Hameed Ali should wear this uniform and let us hear word

Hameed Ali should wear the Customs uniform or tender his resignation. It’s actually that simple.

We should be talking about the silver linings in our faltering economy on a warm March afternoon:

How inflation has dropped by infinitesimal percentages, how foreign reserves have risen, how President Buhari returned to his work desk and completed a whole work day without incident and how Arsenal continues to be the butt of jokes in world football.

Or how Tokunbo cars have gone beyond the reach of you and I.

Everything else but a uniform.
But here we are, splitting hairs and haggling over whether Customs Comptroller General, Hameed Ali, should wear the uniform of an agency he leads or not.

At the time of writing, Ali has been sent out of the Senate chamber to reappear some day in the future with his uniform.

No, we are not talking about a five-year-old school pupil here or an errant school kid from Warri.

We are having this uniform debate over a 62-year-old retired army colonel.

Let that sink in.
Yes, all white goatee of him. All unsmiling facade of him.

Ali should be ashamed of himself, really.
Why? Because he’s caused so much global warming already over a uniform.

Like my good friend Abdul Mahmud Esq loves to point out, the 2nd schedule in Section 38, Regulation 13 of the Customs and Excise Service Regulations (1963) says the boss of Customs, like every other officer in the agency, should don the uniform.

According to Mahmud: “Regulation 31 reads: ‘Clothing and equipment shall be of such pattern and worn in such manner as the Board shall determine’. Ali is a law breaker”.

Ali disagrees.
He says he didn’t emerge from within the ranks of Customs and because he’s a former army officer, he shouldn’t wear the uniform of another agency.

Which begs the question: why take the job if you consider yourself too big to wear the uniform of an agency whose personnel are identified by the distinct colour of the uniform they wear?

Ali says no law compels him to wear the uniform. He reminds us, as though we didn’t already know, that uniforms don’t get the job done–only people do.

Let’s cut to the chase. It’s commonsense to wear the uniform of an agency like Customs. And if you are boss, commonsense says you should lead by example. It doesn’t have to be legal or spelt out in some statute books. Just use your head and do the right thing.

Imagine if all Customs officers followed Ali’s example and turn up at border towns without uniforms? How would we tell the robbers from Customs?

A uniform is what it is–it makes officers of law enforcement agencies appear like a team. It brings orderliness to the place. It confers authority on the wearer.

A uniform is more than a piece of clothing; it’s a symbol and totem of authority.

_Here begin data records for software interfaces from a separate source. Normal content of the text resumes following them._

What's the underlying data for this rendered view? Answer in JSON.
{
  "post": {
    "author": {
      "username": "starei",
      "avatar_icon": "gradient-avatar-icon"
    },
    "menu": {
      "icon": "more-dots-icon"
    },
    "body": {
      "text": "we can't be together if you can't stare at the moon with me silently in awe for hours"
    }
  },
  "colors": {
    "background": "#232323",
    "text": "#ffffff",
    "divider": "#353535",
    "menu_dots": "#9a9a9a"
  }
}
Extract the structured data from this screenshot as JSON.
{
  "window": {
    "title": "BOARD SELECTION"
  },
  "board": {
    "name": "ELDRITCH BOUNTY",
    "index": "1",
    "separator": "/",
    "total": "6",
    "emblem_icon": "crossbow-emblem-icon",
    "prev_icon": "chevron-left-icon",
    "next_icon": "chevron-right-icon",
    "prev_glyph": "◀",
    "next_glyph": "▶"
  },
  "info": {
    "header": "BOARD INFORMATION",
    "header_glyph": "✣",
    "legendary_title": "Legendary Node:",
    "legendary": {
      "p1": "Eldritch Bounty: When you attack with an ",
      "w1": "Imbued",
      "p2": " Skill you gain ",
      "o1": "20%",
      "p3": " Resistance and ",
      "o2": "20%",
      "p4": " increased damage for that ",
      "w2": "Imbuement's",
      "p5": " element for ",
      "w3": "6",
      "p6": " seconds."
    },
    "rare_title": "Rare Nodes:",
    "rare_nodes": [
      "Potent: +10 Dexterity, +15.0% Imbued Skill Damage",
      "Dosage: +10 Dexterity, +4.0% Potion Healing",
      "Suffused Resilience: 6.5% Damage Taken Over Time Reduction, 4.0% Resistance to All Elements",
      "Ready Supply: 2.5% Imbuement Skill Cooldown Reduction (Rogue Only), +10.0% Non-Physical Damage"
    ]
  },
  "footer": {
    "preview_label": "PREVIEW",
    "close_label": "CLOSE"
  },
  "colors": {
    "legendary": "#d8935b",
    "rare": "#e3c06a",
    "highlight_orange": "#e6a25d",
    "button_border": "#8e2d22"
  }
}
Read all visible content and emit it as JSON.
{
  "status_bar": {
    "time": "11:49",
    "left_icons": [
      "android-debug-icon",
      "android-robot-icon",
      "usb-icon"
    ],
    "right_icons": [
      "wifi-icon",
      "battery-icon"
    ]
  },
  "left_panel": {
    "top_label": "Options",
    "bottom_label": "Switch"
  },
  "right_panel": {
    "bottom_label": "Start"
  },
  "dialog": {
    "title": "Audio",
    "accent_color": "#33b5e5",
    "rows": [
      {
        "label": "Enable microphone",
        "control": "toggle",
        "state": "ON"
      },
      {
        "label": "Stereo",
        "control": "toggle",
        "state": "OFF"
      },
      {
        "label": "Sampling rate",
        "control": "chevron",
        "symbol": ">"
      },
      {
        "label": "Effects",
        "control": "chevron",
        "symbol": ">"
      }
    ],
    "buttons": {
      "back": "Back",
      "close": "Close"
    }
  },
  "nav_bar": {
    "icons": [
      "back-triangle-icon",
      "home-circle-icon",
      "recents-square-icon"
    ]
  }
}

If your bill is being footed by taxpayers and taxpayers say you should wear a uniform, you had better be wearing that uniform or return to your house where you can dress in rags for all we care.

The Nigerian Senate may not be anyone’s idea of a citadel of orderliness and law, but they have my support for insisting that Ali must wear the uniform of an agency he leads.

For all their flaws, the lawmakers are the representatives of tax paying Nigerians.

This writer has sampled the opinions of a few Customs officers who answer to Ali. They are just as aghast as the rest of the country that their boss won’t wear the uniform the rest of them wear with plenty of pride and nationalistic fervor.

If he can’t bring himself to wear the uniform of Customs, he should hand his resignation letter over because that tells us that he doesn’t share the ethos and values of the organisation he presides over.

Ali is being unnecessarily stubborn and that’s a darn, crying shame.

Source: The Nigerian Voice